Last week the Pew Forum on Religion and Public Life published a report saying that nearly 1 in 4 of the world’s population, some 1.57 billion people, is of the Muslim faith. Some impressive facts from the study:

“The project, three years in the making, also presents a portrait of the Muslim world that might surprise some. For instance, Germany has more Muslims than Lebanon, China has more Muslims than Syria, Russia has more Muslims than Jordan and Libya combined, and Ethiopia has nearly as many Muslims as Afghanistan.

“This whole idea that Muslims are Arabs and Arabs are Muslims is really just obliterated by this report,” said Amaney Jamal, an assistant professor of politics at Princeton University who reviewed an advance copy.

Pew officials call the report the most thorough on the size and distribution of adherents of the world’s second largest religion behind Christianity, which has an estimated 2.1 billion to 2.2 billion followers.”

Read the whole report here

At roughly the same time as the report was published, former British Prime Minister Tony Blair spoke at a US university panel on the future of Muslim-Christian relations. Here is an excerpt from the coverage posted on the Ethics Daily website:
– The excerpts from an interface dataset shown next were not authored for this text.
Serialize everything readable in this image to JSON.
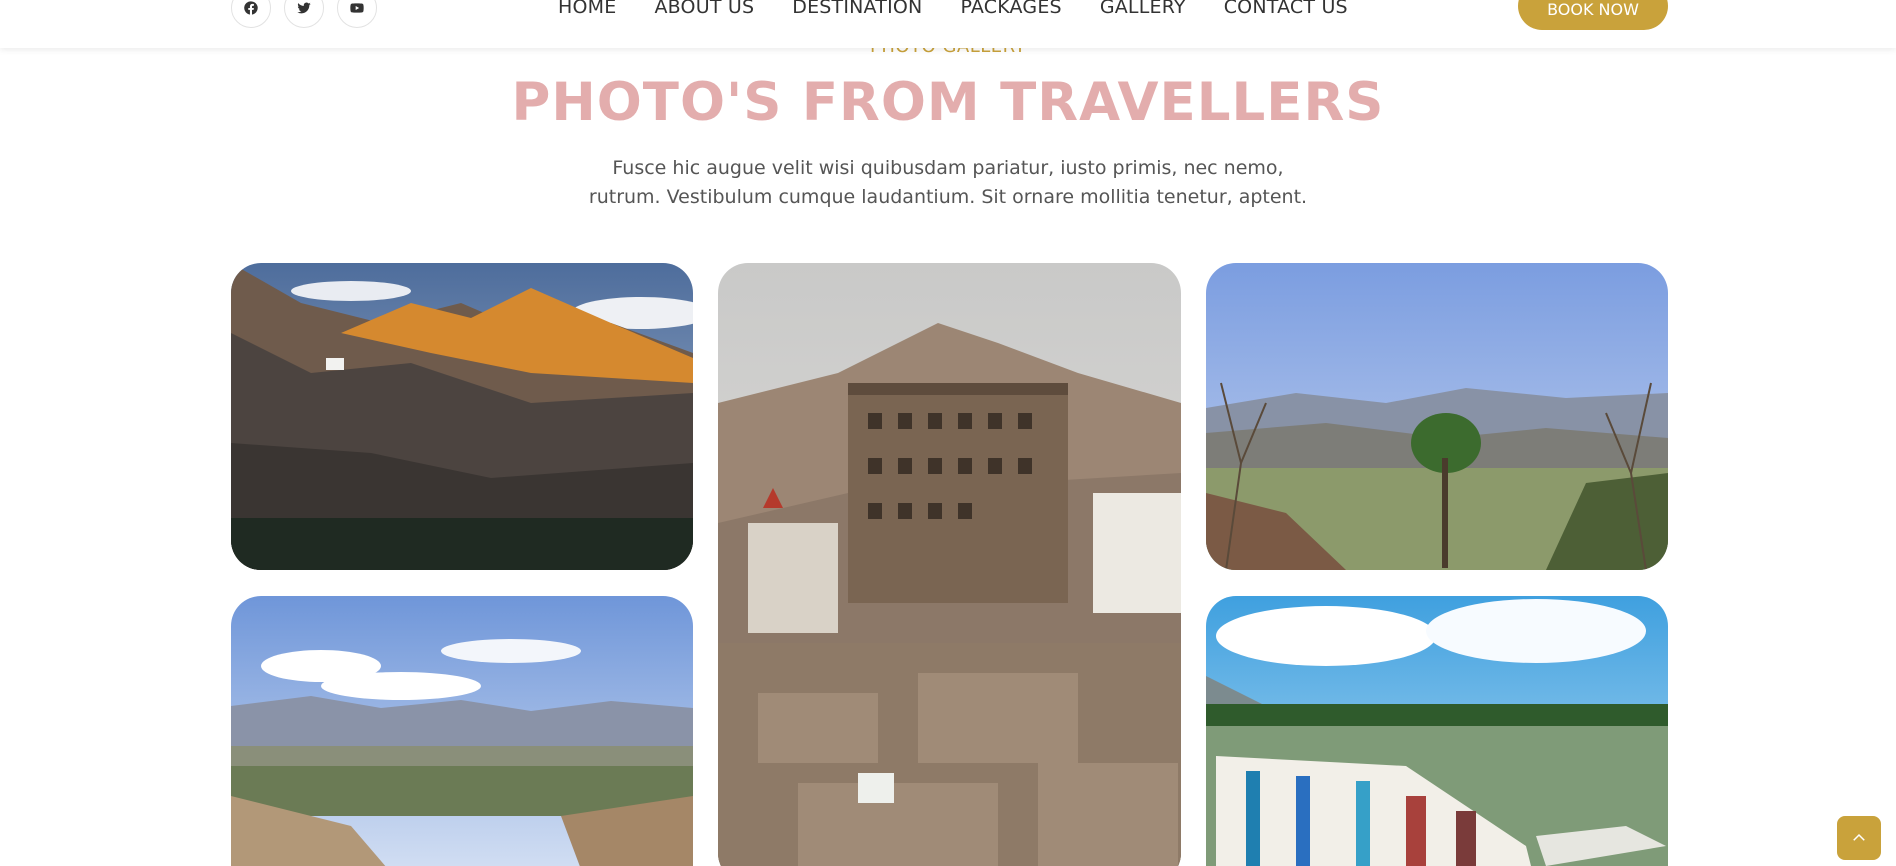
{
  "header": {
    "socials": [
      {
        "icon": "facebook-icon"
      },
      {
        "icon": "twitter-icon"
      },
      {
        "icon": "youtube-icon"
      }
    ],
    "nav": [
      "HOME",
      "ABOUT US",
      "DESTINATION",
      "PACKAGES",
      "GALLERY",
      "CONTACT US"
    ],
    "book_label": "BOOK NOW"
  },
  "gallery": {
    "subtitle": "PHOTO GALLERY",
    "title": "PHOTO'S FROM TRAVELLERS",
    "description_line1": "Fusce hic augue velit wisi quibusdam pariatur, iusto primis, nec nemo,",
    "description_line2": "rutrum. Vestibulum cumque laudantium. Sit ornare mollitia tenetur, aptent."
  },
  "colors": {
    "accent": "#c9a23b",
    "title": "#e3adad",
    "text": "#555555"
  },
  "scroll_top_icon": "chevron-up-icon"
}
“To promote peace among religious cultures, Blair proposed a three-prong plan, urging people to first take the time to understand each other, then use words to show respect toward each other’s cultures and, ultimately, to take action to foster positive relations between cultures.
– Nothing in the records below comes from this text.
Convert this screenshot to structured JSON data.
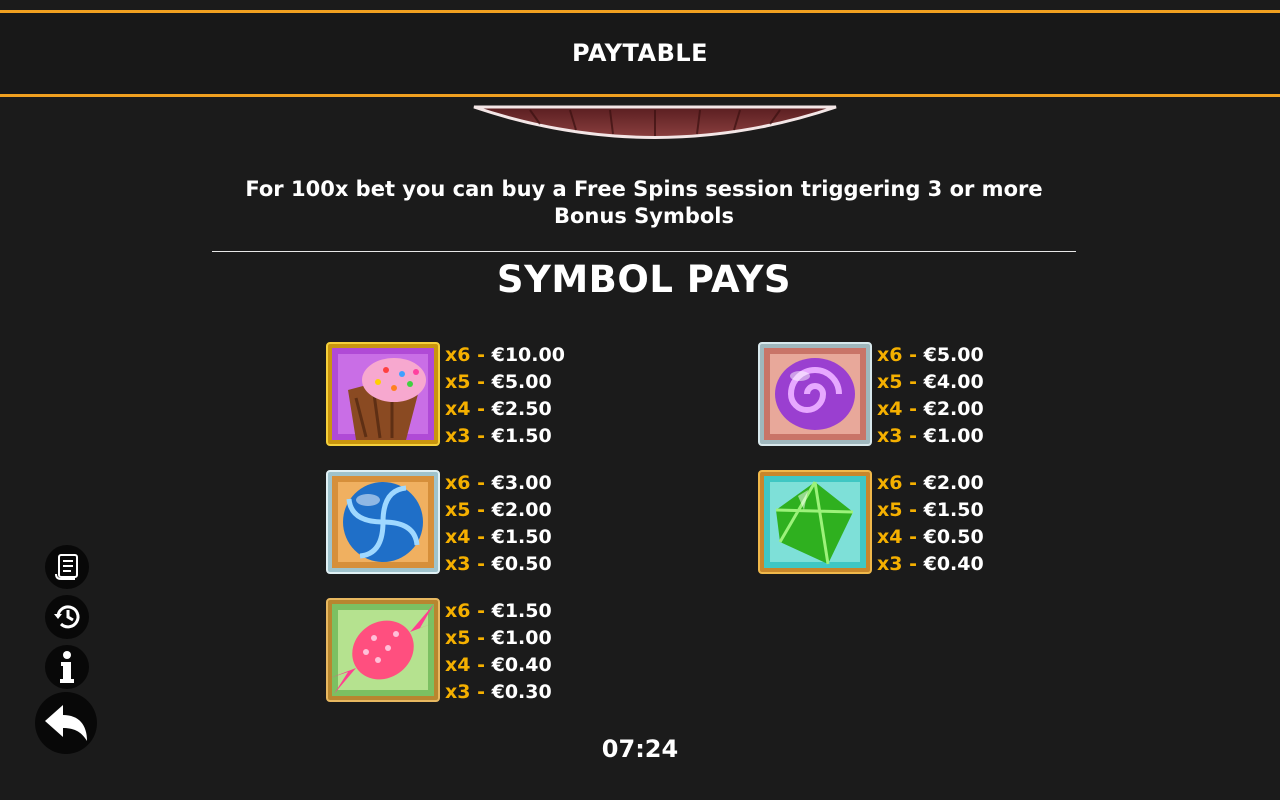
{
  "header": {
    "title": "PAYTABLE"
  },
  "bonus_note": "For 100x bet you can buy a Free Spins session triggering 3 or more Bonus Symbols",
  "section_title": "SYMBOL PAYS",
  "symbols": [
    {
      "icon": "cupcake-icon",
      "pays": [
        {
          "count": "x6 - ",
          "amount": "€10.00"
        },
        {
          "count": "x5 - ",
          "amount": "€5.00"
        },
        {
          "count": "x4 - ",
          "amount": "€2.50"
        },
        {
          "count": "x3 - ",
          "amount": "€1.50"
        }
      ]
    },
    {
      "icon": "purple-swirl-candy-icon",
      "pays": [
        {
          "count": "x6 - ",
          "amount": "€5.00"
        },
        {
          "count": "x5 - ",
          "amount": "€4.00"
        },
        {
          "count": "x4 - ",
          "amount": "€2.00"
        },
        {
          "count": "x3 - ",
          "amount": "€1.00"
        }
      ]
    },
    {
      "icon": "blue-lollipop-candy-icon",
      "pays": [
        {
          "count": "x6 - ",
          "amount": "€3.00"
        },
        {
          "count": "x5 - ",
          "amount": "€2.00"
        },
        {
          "count": "x4 - ",
          "amount": "€1.50"
        },
        {
          "count": "x3 - ",
          "amount": "€0.50"
        }
      ]
    },
    {
      "icon": "green-gem-candy-icon",
      "pays": [
        {
          "count": "x6 - ",
          "amount": "€2.00"
        },
        {
          "count": "x5 - ",
          "amount": "€1.50"
        },
        {
          "count": "x4 - ",
          "amount": "€0.50"
        },
        {
          "count": "x3 - ",
          "amount": "€0.40"
        }
      ]
    },
    {
      "icon": "pink-wrapped-candy-icon",
      "pays": [
        {
          "count": "x6 - ",
          "amount": "€1.50"
        },
        {
          "count": "x5 - ",
          "amount": "€1.00"
        },
        {
          "count": "x4 - ",
          "amount": "€0.40"
        },
        {
          "count": "x3 - ",
          "amount": "€0.30"
        }
      ]
    }
  ],
  "side_buttons": [
    "rules-scroll-icon",
    "history-icon",
    "info-icon",
    "back-arrow-icon"
  ],
  "clock": "07:24",
  "colors": {
    "accent": "#f0a020",
    "multiplier": "#f5b000",
    "background": "#1b1b1b"
  }
}
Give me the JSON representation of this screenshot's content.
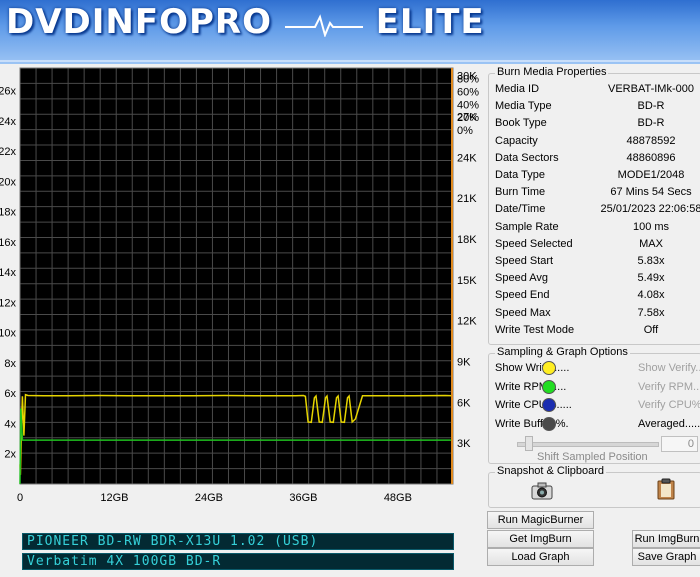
{
  "banner": {
    "left_text": "DVDINFOPRO",
    "right_text": "ELITE"
  },
  "chart_data": {
    "type": "line",
    "xlabel": "",
    "ylabel": "",
    "x_ticks": [
      "0",
      "12GB",
      "24GB",
      "36GB",
      "48GB"
    ],
    "x_range": [
      0,
      55
    ],
    "y_left_ticks": [
      "2x",
      "4x",
      "6x",
      "8x",
      "10x",
      "12x",
      "14x",
      "16x",
      "18x",
      "20x",
      "22x",
      "24x",
      "26x"
    ],
    "y_left_range": [
      0,
      27.5
    ],
    "y_right_ticks_rpm": [
      "3K",
      "6K",
      "9K",
      "12K",
      "15K",
      "18K",
      "21K",
      "24K",
      "27K",
      "30K"
    ],
    "y_right_ticks_percent": [
      "0%",
      "20%",
      "40%",
      "60%",
      "80%"
    ],
    "grid": true,
    "series": [
      {
        "color": "#e6d400",
        "x": [
          0,
          0.05,
          0.15,
          0.3,
          0.5,
          0.7,
          1,
          3,
          6,
          10,
          14,
          18,
          22,
          26,
          30,
          33,
          35,
          36,
          36.25,
          36.6,
          37,
          37.4,
          37.6,
          38,
          38.4,
          38.8,
          39,
          39.4,
          39.8,
          40.2,
          40.4,
          40.8,
          41.2,
          41.6,
          41.8,
          42.2,
          42.6,
          43.5,
          46,
          50,
          54,
          55
        ],
        "y": [
          1.3,
          0.6,
          3,
          5.8,
          3.2,
          5.9,
          5.85,
          5.83,
          5.83,
          5.85,
          5.83,
          5.84,
          5.83,
          5.85,
          5.83,
          5.84,
          5.83,
          5.85,
          5.8,
          4.1,
          4.08,
          5.7,
          5.82,
          4.1,
          4.08,
          5.7,
          5.82,
          4.1,
          4.08,
          5.7,
          5.82,
          4.1,
          4.08,
          5.7,
          5.82,
          4.1,
          4.3,
          5.83,
          5.84,
          5.83,
          5.85,
          5.83
        ]
      },
      {
        "color": "#1fc01f",
        "x": [
          0,
          0.1,
          0.3,
          55
        ],
        "y": [
          0,
          5,
          2.9,
          2.9
        ]
      }
    ]
  },
  "props": {
    "title": "Burn Media Properties",
    "rows": [
      {
        "label": "Media ID",
        "value": "VERBAT-IMk-000"
      },
      {
        "label": "Media Type",
        "value": "BD-R"
      },
      {
        "label": "Book Type",
        "value": "BD-R"
      },
      {
        "label": "Capacity",
        "value": "48878592"
      },
      {
        "label": "Data Sectors",
        "value": "48860896"
      },
      {
        "label": "Data Type",
        "value": "MODE1/2048"
      },
      {
        "label": "Burn Time",
        "value": "67 Mins 54 Secs"
      },
      {
        "label": "Date/Time",
        "value": "25/01/2023 22:06:58"
      },
      {
        "label": "Sample Rate",
        "value": "100 ms"
      },
      {
        "label": "Speed Selected",
        "value": "MAX"
      },
      {
        "label": "Speed Start",
        "value": "5.83x"
      },
      {
        "label": "Speed Avg",
        "value": "5.49x"
      },
      {
        "label": "Speed End",
        "value": "4.08x"
      },
      {
        "label": "Speed Max",
        "value": "7.58x"
      },
      {
        "label": "Write Test Mode",
        "value": "Off"
      }
    ]
  },
  "sampling": {
    "title": "Sampling & Graph Options",
    "options": [
      {
        "label": "Show Write......",
        "color": "#ffee22",
        "right": "Show Verify..."
      },
      {
        "label": "Write RPM......",
        "color": "#22dd22",
        "right": "Verify RPM..."
      },
      {
        "label": "Write CPU%.....",
        "color": "#1b2db0",
        "right": "Verify CPU%..."
      },
      {
        "label": "Write Buffer %.",
        "color": "#4a4a4a",
        "right": "Averaged....."
      }
    ],
    "slider_value": "0",
    "slider_caption": "Shift Sampled Position"
  },
  "snapshot": {
    "title": "Snapshot & Clipboard"
  },
  "buttons": {
    "run_magicburner": "Run MagicBurner",
    "get_imgburn": "Get ImgBurn",
    "run_imgburn": "Run ImgBurn",
    "load_graph": "Load Graph",
    "save_graph": "Save Graph"
  },
  "drive": {
    "line1": "PIONEER BD-RW BDR-X13U 1.02 (USB)",
    "line2": "Verbatim 4X 100GB BD-R"
  }
}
Taking action was the most essential part, Blair said. “If we show by our actions we are engaged in understanding,” he said, “that’s what will succeed.”

As an example, Blair explained how his Tony Blair Faith Foundation has established a program connecting youth in culturally diverse schools in Europe, Asia and the Middle East. Participants communicate online to discuss differences and similarities in their cultural and religious values, dispelling common stereotypes.”
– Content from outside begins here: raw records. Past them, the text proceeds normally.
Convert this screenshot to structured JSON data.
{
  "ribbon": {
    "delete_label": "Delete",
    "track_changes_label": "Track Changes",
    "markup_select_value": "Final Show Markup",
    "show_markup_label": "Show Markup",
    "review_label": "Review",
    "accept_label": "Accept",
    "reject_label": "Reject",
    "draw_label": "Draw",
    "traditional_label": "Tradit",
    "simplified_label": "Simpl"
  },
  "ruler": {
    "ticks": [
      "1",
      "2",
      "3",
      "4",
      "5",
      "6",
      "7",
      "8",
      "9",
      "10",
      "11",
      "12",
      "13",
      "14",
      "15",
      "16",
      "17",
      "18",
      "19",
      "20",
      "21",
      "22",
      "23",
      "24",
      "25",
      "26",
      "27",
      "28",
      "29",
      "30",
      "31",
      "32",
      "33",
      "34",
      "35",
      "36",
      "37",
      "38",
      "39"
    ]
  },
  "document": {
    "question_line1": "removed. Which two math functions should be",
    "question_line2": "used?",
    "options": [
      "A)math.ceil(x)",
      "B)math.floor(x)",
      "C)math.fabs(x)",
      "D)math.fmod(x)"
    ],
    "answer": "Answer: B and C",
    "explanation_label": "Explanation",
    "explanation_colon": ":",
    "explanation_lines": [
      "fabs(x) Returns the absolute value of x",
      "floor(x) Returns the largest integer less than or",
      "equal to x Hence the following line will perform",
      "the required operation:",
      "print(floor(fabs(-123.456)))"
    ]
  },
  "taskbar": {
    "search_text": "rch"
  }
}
Read the whole piece here.

These two pieces remind us that if the 21st century will indeed be defined as a century of religious conflict, as some have predicted, then our understanding of religions and their makeup needs to be nuanced and clear. A view of Islam as an implacable enemy of the West may be true of some segments of Islam such as Wahabi fundamentalism and radical jihadism, but as Blair and others remind us, we cannot allow this view to colour our relations with 1/4 of the world’s population. MP+